Artworks by Bangalore-based artist on vintage papers act as keepers of old memories
One look at the dreamlike animal imagery in works of Bakula Nayak, and you’ll spot old legal documents, bills, etc. depicting lives of their owners.
Ahmed Hussain, a resident of Old Delhi’s Jama Masjid area in 1947, filed his taxes regularly. He pinned all the receipts meticulously. His life encapsulated in bills is among the seven lives that unfurl in Bangalore-based artist Bakula Nayak’s dreamy paintings as part of her first solo exhibition titled Intimate Strangers, in Delhi. “That’s how I see it (people’s lives) when I find old or vintage papers such as bills, legal documents, photographs, etc,” says Nayak.
Her journey of bringing our emotions in one’s belongings began about five years back. “I studied architecture and design, and worked in the US for some of the biggest brands. But, when I lost my father in India in 2013, I discovered a box that my mother (who I lost much early) had concealed from me. I remember asking my mother about the contents in the box, and she used to always say ‘I’ll show it to you when the time comes’. But, that never happened; it was only after my father’s death that I opened the box to find 300 letters that my parents had written to each other whenever they were apart. I never knew they were so romantic! That’s when I started drawing; and drew on those letters,” recollects Nayak.
A painting titled Let’s Wander includes an old postcard.
The cathartic process to overcome her grief refined the artist in Nayak. “I stopped writing on the letters because each time I read them, I cried. But then I started drawing on other old papers. Since school, I had a thing for old papers. There are also other things such as vintage tea cups and ceramic rabbits that I have collected over the years. I feel that there was somebody who spent a part of their life in creating these, and now nobody takes care of them… And, there’s an instant joy that I experience on seeing such things.”
The 43-year-old artist finds old articles and then imagines lives of those who owned them. “The key is the romance. I found a bill book and realised that it belonged to someone from 1907. This guy used to always start writing with either ‘It’s a rainy day’ or ‘It’s a fine day’. Most of his writings are cut and dry, and look like all work talk. But then there’s one line ‘The wife is here and fun since Tuesday’. This reminded me of my husband; he too has just two things in life – his work and his wife,” says Nayak.
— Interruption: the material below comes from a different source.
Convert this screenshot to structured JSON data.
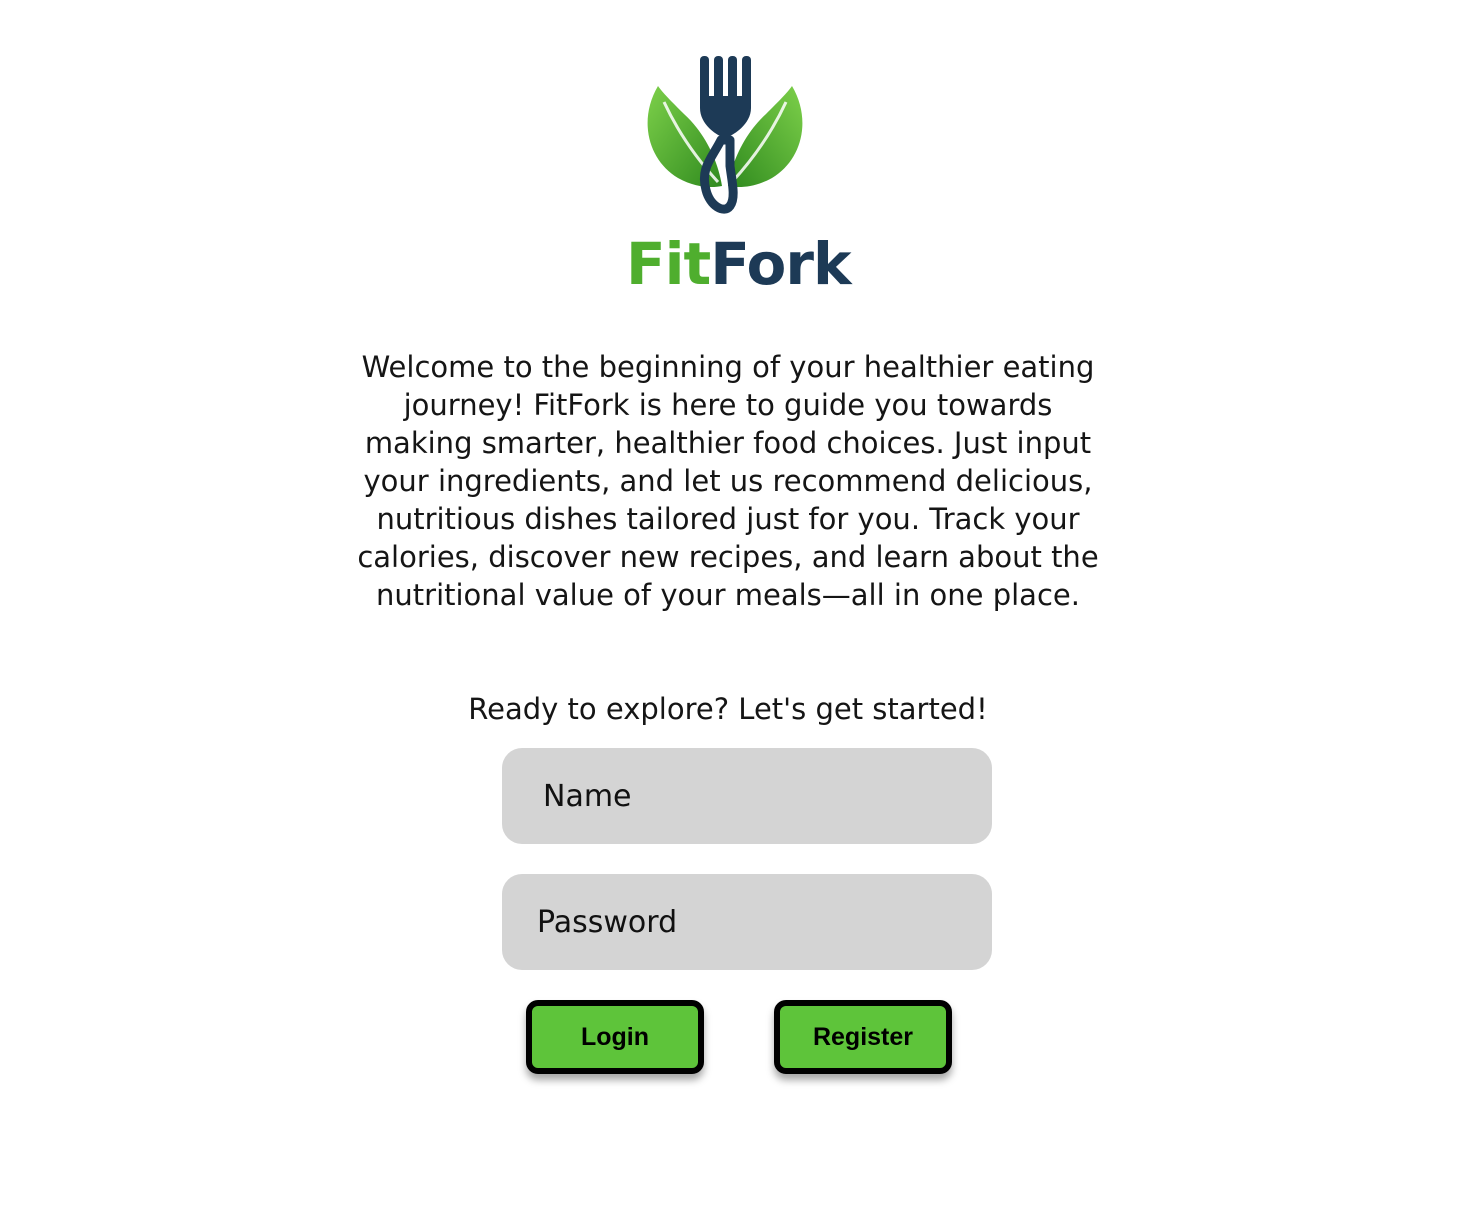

An artwork based on Ahmed Hussain’s bills.
Most of the papers she has drawn on are from US or Europe; a few are from India. These papers become a canvas for Nayak’s artworks that have dominant animal imagery. One can spot a cat riding a bicycle, a bird looking in the mirror or flamingos romancing beside a frog in yoga asana.
An artwork titled Getting To The Bottom on a stamp paper.
It’s, however, not just the nostalgia of the old that inspires the artist. “I’m also a Bollywood fan. So while working for this series, I was driven by the song Tu Kisi Rail Si (from 2015 film Masaan). I finished the entire series in one stretch while listening to this song,” she laughs, as the conversation ends.
Interact with the author at Twitter/@HennaRakheja
First Published: Aug 22, 2018 12:10:39